A black farmworker has been sentenced to life imprisonment for the murder of South African white supremacist leader Eugene Terre'Blanche at his home.
Chris Mahlangu, 29, pleaded guilty to the murder of Terre'Blanche , who ran the Afrikaner Resistance Movement (AWB) in the small town of Ventersdorp in April 2010 but said he had acted in self-defence following a violent argument over wages.
Mahlangu had also claimed that the right-wing leader had raped him and infected him with HIV.
The court rejected his claims and sentenced Mahlangu to life in jail. Judge John Horn said Mahlangu had failed to express genuine remorse for killing Terre'Blanche in his bed with an axe. He had displayed a "flagrant disregard for the deceased's right to life".
Co-accused Patrick Ndlovu, who was 16 at the time of the incident and originally could not be named, was found not guilty of murder and robbery but found guilty of house-breaking. He was given a two-year suspended sentence.
The trial and sentencing have fanned already existing racial tensions in the country, with members of the AWB gathering outside the court with a black doll with a noose around its neck and a sigh reading: "Hang Mahlangu."
Terre'Blanche, who was 69 when he died, co-founded the AWB to fight for an independent Boer homeland. Members wore military uniforms and adopted flags with a symbol reminiscent of the Nazi swastika.

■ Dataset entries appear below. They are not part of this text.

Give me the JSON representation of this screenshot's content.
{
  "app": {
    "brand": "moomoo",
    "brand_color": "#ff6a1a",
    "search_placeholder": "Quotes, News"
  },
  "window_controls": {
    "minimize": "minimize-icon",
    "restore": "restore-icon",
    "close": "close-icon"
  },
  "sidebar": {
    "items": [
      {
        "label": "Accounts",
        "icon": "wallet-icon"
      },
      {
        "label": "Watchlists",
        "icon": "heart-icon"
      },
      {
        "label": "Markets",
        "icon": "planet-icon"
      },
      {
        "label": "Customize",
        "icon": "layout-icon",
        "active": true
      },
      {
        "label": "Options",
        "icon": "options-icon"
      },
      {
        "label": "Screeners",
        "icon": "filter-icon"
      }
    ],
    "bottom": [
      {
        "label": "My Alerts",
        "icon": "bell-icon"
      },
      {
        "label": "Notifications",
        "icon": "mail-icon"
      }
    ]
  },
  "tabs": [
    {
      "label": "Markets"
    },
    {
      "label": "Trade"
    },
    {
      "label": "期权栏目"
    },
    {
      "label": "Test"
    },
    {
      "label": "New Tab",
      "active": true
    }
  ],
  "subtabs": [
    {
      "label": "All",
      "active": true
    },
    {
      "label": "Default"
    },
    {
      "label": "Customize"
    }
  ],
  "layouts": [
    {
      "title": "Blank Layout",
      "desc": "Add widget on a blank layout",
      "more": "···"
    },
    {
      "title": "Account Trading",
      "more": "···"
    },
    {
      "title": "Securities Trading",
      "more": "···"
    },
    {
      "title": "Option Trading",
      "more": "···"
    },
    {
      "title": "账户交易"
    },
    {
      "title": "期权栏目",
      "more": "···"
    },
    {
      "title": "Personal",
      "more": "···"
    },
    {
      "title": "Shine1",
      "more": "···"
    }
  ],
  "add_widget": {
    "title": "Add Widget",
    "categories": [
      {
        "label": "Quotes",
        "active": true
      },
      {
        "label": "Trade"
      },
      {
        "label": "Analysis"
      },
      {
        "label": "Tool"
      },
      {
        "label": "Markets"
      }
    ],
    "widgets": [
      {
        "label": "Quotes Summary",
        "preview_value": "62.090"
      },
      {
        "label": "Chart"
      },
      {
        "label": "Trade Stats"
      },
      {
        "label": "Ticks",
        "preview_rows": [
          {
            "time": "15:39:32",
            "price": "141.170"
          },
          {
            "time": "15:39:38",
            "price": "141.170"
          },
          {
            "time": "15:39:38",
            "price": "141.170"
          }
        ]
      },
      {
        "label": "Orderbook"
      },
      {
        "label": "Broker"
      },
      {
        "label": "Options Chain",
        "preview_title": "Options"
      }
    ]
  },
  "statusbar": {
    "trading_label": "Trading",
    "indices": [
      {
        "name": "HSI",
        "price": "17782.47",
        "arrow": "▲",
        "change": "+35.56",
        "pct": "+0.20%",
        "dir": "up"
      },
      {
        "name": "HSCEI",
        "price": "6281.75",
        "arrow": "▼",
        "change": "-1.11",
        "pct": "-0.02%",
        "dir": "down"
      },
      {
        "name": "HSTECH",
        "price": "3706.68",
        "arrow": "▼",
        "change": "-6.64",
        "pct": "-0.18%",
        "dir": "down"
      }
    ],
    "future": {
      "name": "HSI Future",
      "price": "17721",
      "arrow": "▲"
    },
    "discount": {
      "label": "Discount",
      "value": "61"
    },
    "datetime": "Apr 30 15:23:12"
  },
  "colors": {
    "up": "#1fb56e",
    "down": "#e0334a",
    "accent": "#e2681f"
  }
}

Terre'Blanche was sentenced in 1997 to six years for the attempted murder of a black security guard and assaulting a black gas station worker.